Let’s face it people; we’re all getting older. In fact, more years were added to the average life expectancy in the 20th century than all years added across all prior millennia of human evolution combined. You may think, “Oh great, more wrinkles,” but aging isn’t all bad!
Brilliant scientists have discovered a link between genes and aging. In this TedTalk, for example, biochemist Cynthia Kenyon explains a gene called daf-2. Scientists altered this gene in an experiment with a small worm and discovered it could double the lifespan of the worm.
Can you imagine living until you’re 160 years old? Better yet, can you imagine looking like a 30-year-old when you’re in your 60’s?
Scientists have a ways to go before they discover how to slow the aging process in humans, but in the mean time there are still many things to enjoy and appreciate about growing older.

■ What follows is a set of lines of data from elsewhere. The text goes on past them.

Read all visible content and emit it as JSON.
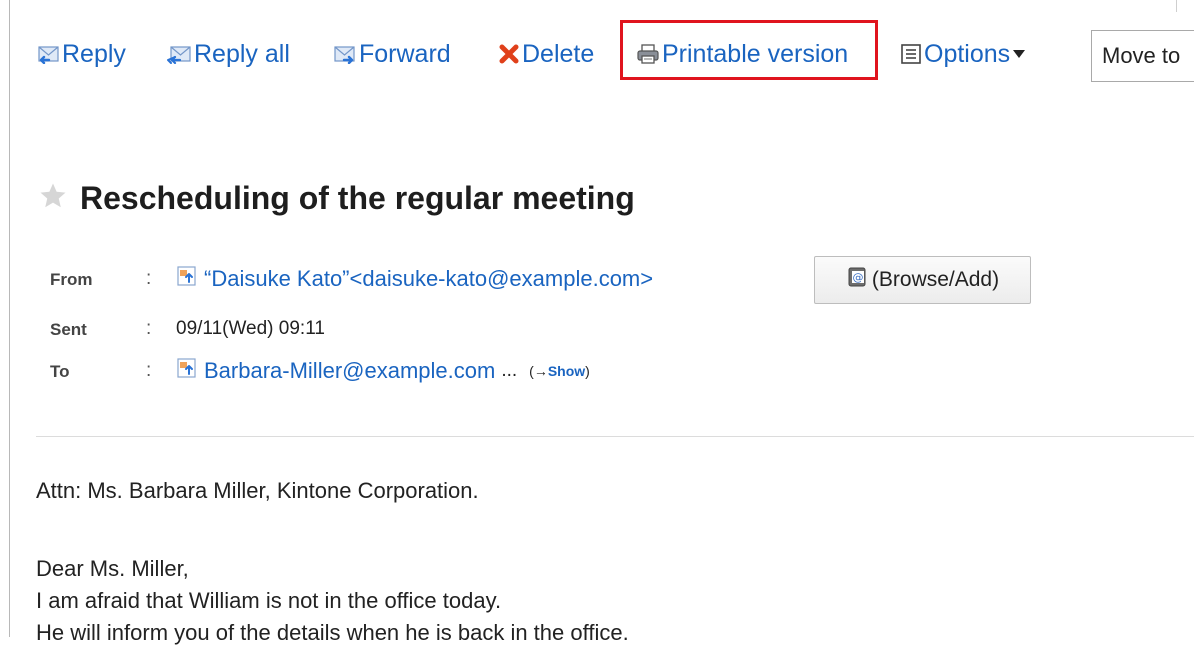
{
  "toolbar": {
    "reply_label": "Reply",
    "reply_all_label": "Reply all",
    "forward_label": "Forward",
    "delete_label": "Delete",
    "printable_label": "Printable version",
    "options_label": "Options",
    "move_to_label": "Move to"
  },
  "message": {
    "subject": "Rescheduling of the regular meeting",
    "from_label": "From",
    "from_value": "“Daisuke Kato”<daisuke-kato@example.com>",
    "browse_add_label": "(Browse/Add)",
    "sent_label": "Sent",
    "sent_value": "09/11(Wed) 09:11",
    "to_label": "To",
    "to_value": "Barbara-Miller@example.com",
    "to_ellipsis": "...",
    "show_prefix": "(→",
    "show_label": "Show",
    "show_suffix": ")",
    "colon": ":"
  },
  "body_lines": [
    "Attn: Ms. Barbara Miller, Kintone Corporation.",
    "Dear Ms. Miller,",
    "I am afraid that William is not in the office today.",
    "He will inform you of the details when he is back in the office."
  ],
  "icons": {
    "reply": "reply-icon",
    "reply_all": "reply-all-icon",
    "forward": "forward-icon",
    "delete": "delete-icon",
    "print": "printer-icon",
    "options": "list-icon",
    "star": "star-icon",
    "contact": "contact-icon",
    "address_book": "address-book-icon"
  },
  "colors": {
    "link": "#1a64c0",
    "highlight_border": "#e0141e",
    "delete_x": "#e0401a"
  }
}
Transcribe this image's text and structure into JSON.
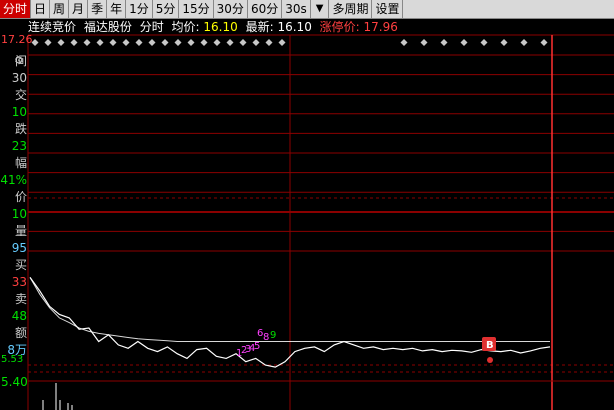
{
  "toolbar": {
    "items": [
      "分时",
      "日",
      "周",
      "月",
      "季",
      "年",
      "1分",
      "5分",
      "15分",
      "30分",
      "60分",
      "30s",
      "多周期",
      "设置"
    ],
    "active_index": 0,
    "dropdown_icon": "caret-down-icon"
  },
  "header": {
    "mode": "连续竞价",
    "stock": "福达股份",
    "chart_type": "分时",
    "avg_label": "均价:",
    "avg_value": "16.10",
    "last_label": "最新:",
    "last_value": "16.10",
    "limit_label": "涨停价:",
    "limit_value": "17.96"
  },
  "price_axis": {
    "top_label": "17.26",
    "mid_label": "5.53",
    "bottom_label": "5.40"
  },
  "side_panel": {
    "labels": [
      "间",
      "30",
      "交",
      "10",
      "跌",
      "23",
      "幅",
      "41%",
      "价",
      "10",
      "量",
      "95",
      "买",
      "33",
      "卖",
      "48",
      "额",
      "8万"
    ]
  },
  "markers": {
    "signal_labels": [
      "1",
      "2",
      "3",
      "4",
      "5",
      "6",
      "8",
      "9"
    ],
    "b_label": "B"
  },
  "colors": {
    "grid": "#8b0000",
    "price_line": "#ffffff",
    "avg_line": "#ffffff",
    "up": "#ff4040",
    "green": "#00e000",
    "yellow": "#ffff00",
    "magenta": "#ff40ff",
    "cyan": "#66ccff",
    "diamond": "#c8c8c8"
  },
  "chart_data": {
    "type": "line",
    "series": [
      {
        "values": [
          17.05,
          16.85,
          16.62,
          16.5,
          16.45,
          16.28,
          16.3,
          16.1,
          16.2,
          16.05,
          16.0,
          16.1,
          16.0,
          15.95,
          16.02,
          15.92,
          15.85,
          15.98,
          16.0,
          15.88,
          15.85,
          15.92,
          15.8,
          15.85,
          15.75,
          15.72,
          15.8,
          15.95,
          16.0,
          16.02,
          15.95,
          16.05,
          16.1,
          16.05,
          16.0,
          16.02,
          15.98,
          16.0,
          15.98,
          16.0,
          15.96,
          15.98,
          15.95,
          15.97,
          15.96,
          15.94,
          15.98,
          15.96,
          15.95,
          15.97,
          15.93,
          15.96,
          16.0,
          16.02
        ]
      },
      {
        "values": [
          17.05,
          16.8,
          16.6,
          16.45,
          16.38,
          16.3,
          16.25,
          16.22,
          16.2,
          16.18,
          16.16,
          16.14,
          16.13,
          16.12,
          16.11,
          16.1,
          16.1,
          16.1,
          16.1,
          16.1,
          16.1,
          16.1,
          16.1,
          16.1,
          16.1,
          16.1,
          16.1,
          16.1,
          16.1,
          16.1,
          16.1,
          16.1,
          16.1,
          16.1,
          16.1,
          16.1,
          16.1,
          16.1,
          16.1,
          16.1,
          16.1,
          16.1,
          16.1,
          16.1,
          16.1,
          16.1,
          16.1,
          16.1,
          16.1,
          16.1,
          16.1,
          16.1,
          16.1,
          16.1
        ]
      }
    ],
    "ylim": [
      15.5,
      17.26
    ]
  }
}
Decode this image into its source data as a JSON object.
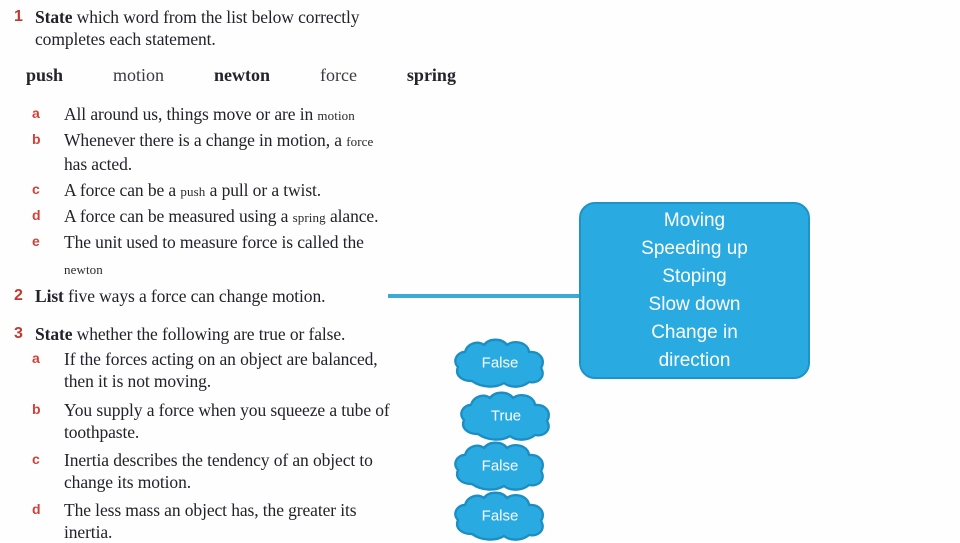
{
  "theme": {
    "accent_blue": "#29ABE2",
    "accent_blue_dark": "#1d93c6",
    "connector_blue": "#3aaad6",
    "marker_red": "#c0392f",
    "letter_red": "#d0413a",
    "text_dark": "#22222a",
    "page_bg": "#ffffff"
  },
  "worksheet": {
    "questions": [
      {
        "number": "1",
        "command": "State",
        "prompt_line1": " which word from the list below correctly",
        "prompt_line2": "completes each statement.",
        "word_list": [
          "push",
          "motion",
          "newton",
          "force",
          "spring"
        ],
        "items": [
          {
            "letter": "a",
            "text": "All around us, things move or are in",
            "answer": "motion"
          },
          {
            "letter": "b",
            "text": "Whenever there is a change in motion, a",
            "answer": "force",
            "text_line2": "has acted."
          },
          {
            "letter": "c",
            "text_pre": "A force can be a",
            "answer": "push",
            "text_post": "a pull or a twist."
          },
          {
            "letter": "d",
            "text_pre": "A force can be measured using a",
            "answer": "spring",
            "text_post": "alance."
          },
          {
            "letter": "e",
            "text": "The unit used to measure force is called the",
            "answer": "newton"
          }
        ]
      },
      {
        "number": "2",
        "command": "List",
        "prompt_line1": " five ways a force can change motion.",
        "answer_box_lines": [
          "Moving",
          "Speeding up",
          "Stoping",
          "Slow down",
          "Change in",
          "direction"
        ]
      },
      {
        "number": "3",
        "command": "State",
        "prompt_line1": " whether the following are true or false.",
        "items": [
          {
            "letter": "a",
            "text_line1": "If the forces acting on an object are balanced,",
            "text_line2": "then it is not moving.",
            "answer": "False"
          },
          {
            "letter": "b",
            "text_line1": "You supply a force when you squeeze a tube of",
            "text_line2": "toothpaste.",
            "answer": "True"
          },
          {
            "letter": "c",
            "text_line1": "Inertia describes the tendency of an object to",
            "text_line2": "change its motion.",
            "answer": "False"
          },
          {
            "letter": "d",
            "text_line1": "The less mass an object has, the greater its",
            "text_line2": "inertia.",
            "answer": "False"
          }
        ]
      }
    ]
  }
}
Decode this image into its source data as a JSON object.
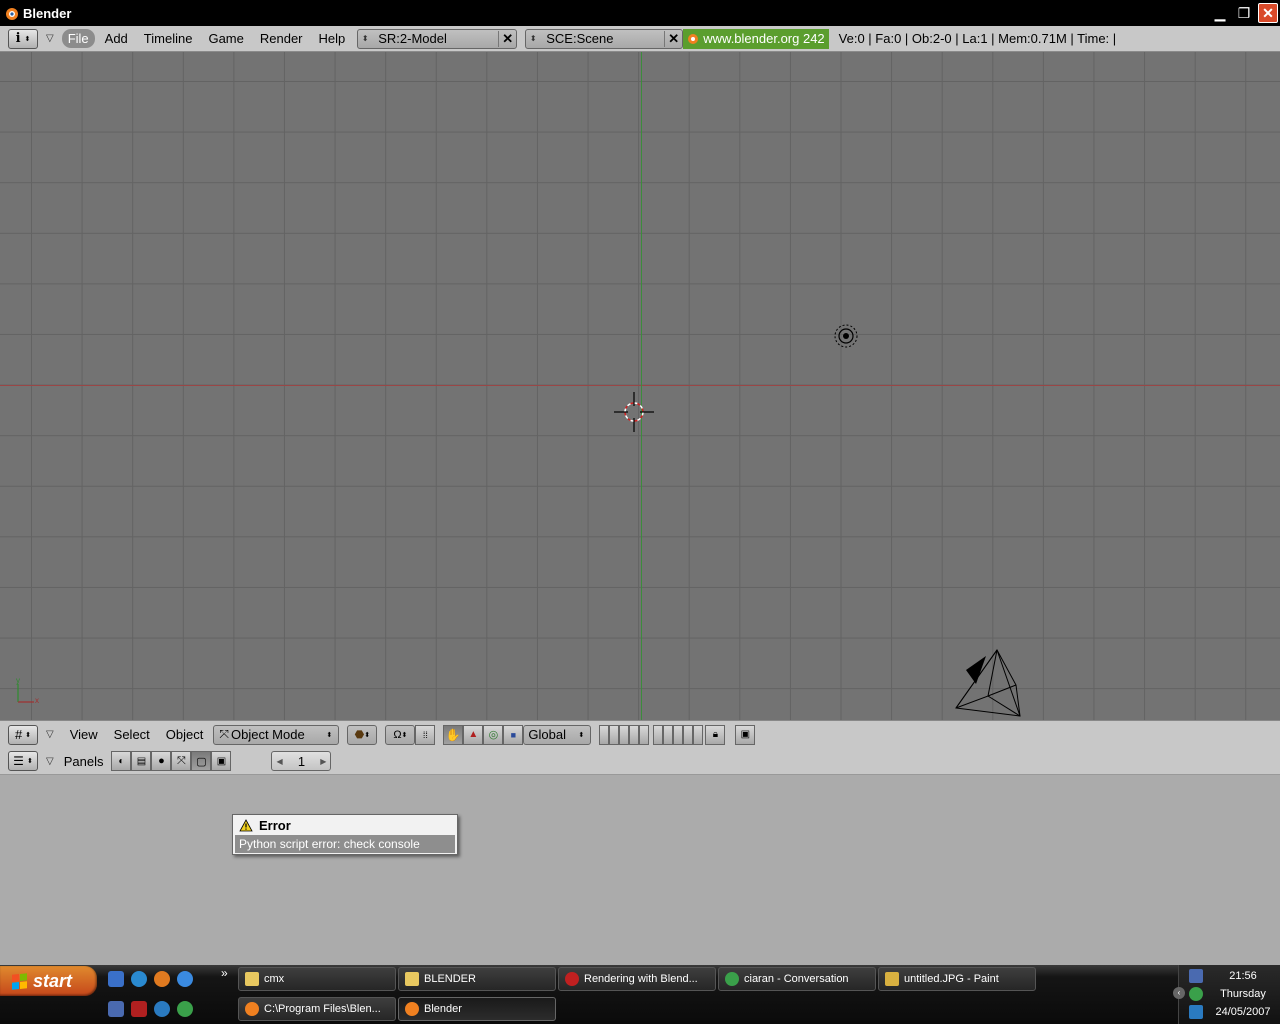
{
  "window": {
    "title": "Blender"
  },
  "info_header": {
    "menus": [
      "File",
      "Add",
      "Timeline",
      "Game",
      "Render",
      "Help"
    ],
    "screen_field": "SR:2-Model",
    "scene_field": "SCE:Scene",
    "website": "www.blender.org 242",
    "stats": "Ve:0 | Fa:0 | Ob:2-0 | La:1  | Mem:0.71M  | Time: |"
  },
  "viewport_header": {
    "menus": [
      "View",
      "Select",
      "Object"
    ],
    "mode": "Object Mode",
    "orientation": "Global"
  },
  "buttons_header": {
    "panels_label": "Panels",
    "frame": "1"
  },
  "error": {
    "title": "Error",
    "message": "Python script error: check console"
  },
  "taskbar": {
    "start_label": "start",
    "chevron": "»",
    "row1": [
      {
        "label": "cmx",
        "icon": "folder-icon"
      },
      {
        "label": "BLENDER",
        "icon": "folder-icon"
      },
      {
        "label": "Rendering with Blend...",
        "icon": "acrobat-icon"
      },
      {
        "label": "ciaran - Conversation",
        "icon": "messenger-icon"
      },
      {
        "label": "untitled.JPG - Paint",
        "icon": "paint-icon"
      }
    ],
    "row2": [
      {
        "label": "C:\\Program Files\\Blen...",
        "icon": "blender-icon"
      },
      {
        "label": "Blender",
        "icon": "blender-icon"
      }
    ],
    "clock": {
      "time": "21:56",
      "day": "Thursday",
      "date": "24/05/2007"
    }
  },
  "colors": {
    "viewport_bg": "#737373",
    "grid": "#636363",
    "x_axis": "#9A4646",
    "y_axis": "#3C8C3C",
    "website_bg": "#5B9E2E",
    "start_button": "#C5461A"
  }
}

Living longer means we have more time to achieve goals and experience what most people would consider to be full and meaningful lives.
The Paradox of Aging
As we finish packing away yet another Christmas season, don’t let the stress of new year resolutions steal your holiday high! Recent studies have discovered that older people are actually happier than middle aged and younger people.
A Gallup Poll conducted by the national academy of sciences in 2011 showed that stress, worry, and anger all decrease with age. Scientists call this phenomena “the paradox of aging”.
I think we can all agree that growing up is not a piece of cake. On one side of the aging coin there is disease, poverty, and loss of social status. On the flip side, however, age also brings increased knowledge and expertise. (I’m really looking forward to this.)
One study conducted by psychologist Laura Carstensen and her colleagues followed the same group of people over ten years to see how their emotional experiences changed as they grew older.
The findings from this study show that older people are more positive and more likely to experience mixed emotions. Carstensen also concluded from her research that older people usually feel happiness and sadness at the same time. They can have tears in their eyes when they smile.
This is significant because it goes to show that older people engage with sadness more comfortably and are more accepting of sadness than young people. They’re better at solving hotly-charged emotional conflicts and debates, and they can view injustice with compassion, not despair.
Learning How To Savor Life
Observing the passage of time is a unique human ability. Recognizing that we won’t live forever has the power to change our perspective on life in positive ways.
I’m sure many of you know from experience that when we’re young we take risks. We explore and even spend time with people we don’t like because it’s “interesting” and unexpected. We go on blind dates! But people over 50 don’t usually go on blind dates. (If you do then more power to you!)
The point is that our goals change over time. As we age and approach our final destinations, we see our priorities more clearly. We notice the trivial stuff less and we savor life. We’re more appreciative when a friend reaches out and more open to reconciliation. We learn which parts of our lives are more emotionally important, and life gets better. We’re happier day to day.
Don’t look at aging as a tumble down a steep and rocky hill, but rather a journey towards a happier, fuller, and more meaningful life. Live in the moment, figure out what’s important, deepen relationships, and learn how to savor life.
If you agree or disagree with Laura Carstensen and her colleagues that stress, worry, and anger all decrease with age, then please share your thoughts and questions with us in the comment section below!
Happy New Year!